If you have taken a drive through the county lately, you will have noticed that farmers everywhere have been taking advantage of the spring weather.
Large trucks and tractors are increasingly being used by farmers to spread manure and till the fields in preparation for planting. As the size and scale of local farms has increased, the equipment needed to do the work in a timely manner has also increased in size and capacity.
As these large machines travel the road, it is even more important than ever for farmers and motorists to take care to avoid disasters.
In the past 60 years, farms have transitioned from horses and small gasoline tractors to immense four-wheel-drive articulated tractors that can do many times the work producing more crops in less time, using fewer inputs than ever before.
In the 1940s, my father grew up on a local dairy farm and remembers using horses to mow and rake hay, pull wagons and do routine chores. Much of the powered equipment such as hay balers and corn choppers were not pulled into the field, but remained stationary, with the crops being brought to the machine for processing.
Gradually over the following decades, farm machinery evolved into what we see today. And while old tractors and machinery can be maintained and many continue to be used even today, there have been many improvements made that have made most old tractors obsolete.
Farm safety has been a concern for many years. Agriculture in the United States is one of the most hazardous industries, only surpassed by mining and construction.
Older tractors and farm machinery had few or no provisions for safety. Often tall and narrow, older tractors had a higher center of gravity and were more likely to tip or flip over. Today’s tractors routinely come equipped with rollover protection, seatbelts, hazard lights and many other safety features.
Modern electronics, disc brakes, rear-view mirrors, radios, and even air-conditioned cabs all make the working environment less stressful and more productive. By reducing fatigue, modern tractors have increased safety and reduced accidents.
An important safety feature that has reduced accidents on the public roadways is the Slow Moving Vehicle, or SMV sign. The SMV sign is an orange triangle with a red florescent outline that is required to be mounted on the back of all tractors and implements that travel on public highways at speeds of 25 miles per hour or less.

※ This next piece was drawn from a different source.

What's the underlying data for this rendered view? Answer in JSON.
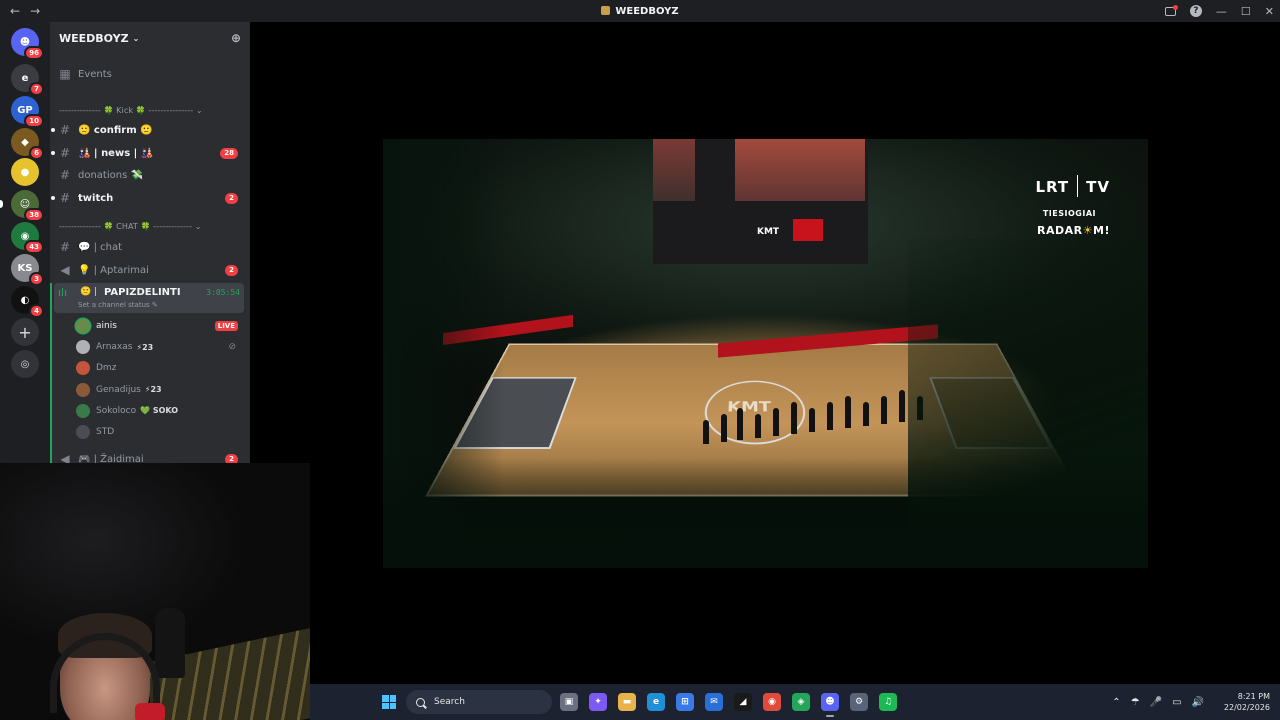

With corn planting and hay harvesting soon to be in full swing, it is especially important for motorists to understand that farm machinery has the right to be travelling on the highway and that the operator may not be able to see you because the large equipment or a load can block part of their rear view.
Before passing slow-moving machinery, you should look carefully to be sure the machinery is not turning left. Look for left turn lights or hand signals. If the machinery slows and pulls toward the right side of the road, the operator may be preparing to make a wide left turn.
Be sure that there is adequate room to pass and that there are not obstacles such as mailboxes or road signs that cause the machinery to move to the center of the road. To ensure a safe summer on our country roads, everyone needs to have a little extra patience and practice careful driving habits.
According to the New York Center for Agricultural Medicine and Health, 15,000 farm vehicles are involved in collisions on U.S. roads every year. Most are rear-end collisions that occur in daylight on dry roads. Installing and maintaining a SMV and other reflective markings can help warn motorists up to a mile away and are required by New York law.
Being in compliance with regulations may also reduce your liability in the event of an accident. The best reason for installing and maintaining proper markings and lighting is that it may prevent you, your family members or employees from becoming a victim of a collision.
For more information about farm safety both on and off the road, or for more information about the importance of agriculture in Clinton County, you can reach me at the Cornell Cooperative Extension office in Plattsburgh at 561-7450 or firstname.lastname@example.org.
Peter Hagar, agriculture educator, Cornell Cooperative Extension Clinton County, 6064 Route 22, Suite 5, Plattsburgh, 12901. Phone 561-7450 or email Phh7@cornell.edu.